FDA Approves First Biosimilar Cancer Treatment
Posted 14 September 2017 | By
The US Food and Drug Administration (FDA) on Thursday approved Amgen’s biosimilar to Roche’s cancer treatment Avastin (bevacizumab). Amgen’s biosimilar was approved under the brand name Mvasi (bevacizumab-awwb).
FDA’s approval of Mvasi follows an advisory committee’s unanimous backing of the treatment and is based on review of evidence that included extensive structural and functional characterization, animal study data, human pharmacokinetic and pharmacodynamics data, clinical immunogenicity data and other clinical safety and effectiveness data that demonstrates
Mvasi is biosimilar to Avastin, though not an interchangeable product. FDA has now approved seven biosimilars.
Mvasi has been approved 13 years after the blockbuster Avastin first won FDA approval, though it's unclear how soon Mvasi will be marketed in the US as patents could protect Avastin until 2019. Last March, Roche's complaint against Amgen in regards to the biosimilar was dismissed. Amgen said it would not comment on the launch date or price of Mvasi.
Last December, Amgen and partner Allergan also submitted what they said is the first Avastin biosimilar application with the European Medicines Agency (EMA). And in India, generics company Hetero launched its Avastin biosimilar in June 2016, known there as Cizumab. Last month, FDA sent a warning letter to one of Hetero's manufacturing sites.
The approval in the US is for the treatment of adult patients with certain colorectal, lung, brain, kidney and cervical cancers. Specifically, the approved indications include:
- “Metastatic colorectal cancer, in combination with intravenous 5-fluorouracil-based chemotherapy for first- or second-line treatment. Mvasi is not indicated for the adjuvant treatment of surgically resected colorectal cancer.
- Metastatic colorectal cancer, in combination with fluoropyrimidine-irinotecan- or fluoropyrmidine-oxaliplatin-based chemotherapy for the second-line treatment of patients who have progressed on a first-line bevacizumab product-containing regimen. Mvasi is not indicated for the adjuvant treatment of surgically resected colorectal cancer.
- Non-squamous non-small cell lung cancer, in combination with carboplatin and paclitaxel for first line treatment of unresectable, locally advanced, recurrent or metastatic disease.
- Glioblastoma with progressive disease following prior therapy, based on improvement in objective response rate.

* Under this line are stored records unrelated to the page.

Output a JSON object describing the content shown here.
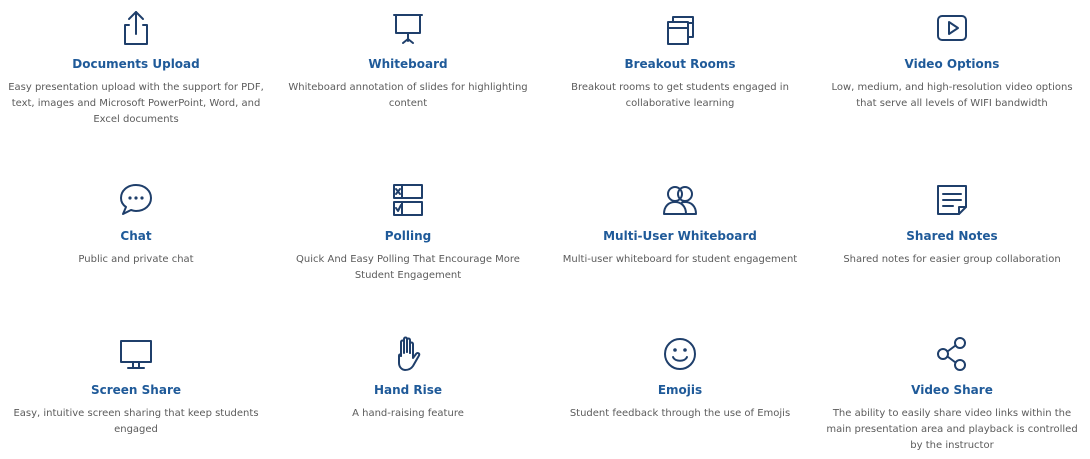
{
  "features": [
    {
      "title": "Documents Upload",
      "desc": "Easy presentation upload with the support for PDF, text, images and Microsoft PowerPoint, Word, and Excel documents",
      "icon": "upload-icon"
    },
    {
      "title": "Whiteboard",
      "desc": "Whiteboard annotation of slides for highlighting content",
      "icon": "whiteboard-icon"
    },
    {
      "title": "Breakout Rooms",
      "desc": "Breakout rooms to get students engaged in collaborative learning",
      "icon": "breakout-rooms-icon"
    },
    {
      "title": "Video Options",
      "desc": "Low, medium, and high-resolution video options that serve all levels of WIFI bandwidth",
      "icon": "video-play-icon"
    },
    {
      "title": "Chat",
      "desc": "Public and private chat",
      "icon": "chat-bubble-icon"
    },
    {
      "title": "Polling",
      "desc": "Quick And Easy Polling That Encourage More Student Engagement",
      "icon": "poll-checkbox-icon"
    },
    {
      "title": "Multi-User Whiteboard",
      "desc": "Multi-user whiteboard for student engagement",
      "icon": "multi-user-icon"
    },
    {
      "title": "Shared Notes",
      "desc": "Shared notes for easier group collaboration",
      "icon": "note-icon"
    },
    {
      "title": "Screen Share",
      "desc": "Easy, intuitive screen sharing that keep students engaged",
      "icon": "monitor-icon"
    },
    {
      "title": "Hand Rise",
      "desc": "A hand-raising feature",
      "icon": "hand-icon"
    },
    {
      "title": "Emojis",
      "desc": "Student feedback through the use of Emojis",
      "icon": "smiley-icon"
    },
    {
      "title": "Video Share",
      "desc": "The ability to easily share video links within the main presentation area and playback is controlled by the instructor",
      "icon": "share-icon"
    }
  ]
}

No data is available demonstrating improvement in disease-related symptoms or survival with bevacizumab products.
- Metastatic renal cell carcinoma, in combination with interferon alfa.
- Cervical cancer that is persistent, recurrent, or metastatic, in combination with paclitaxel and cisplatin or paclitaxel and topotecan.”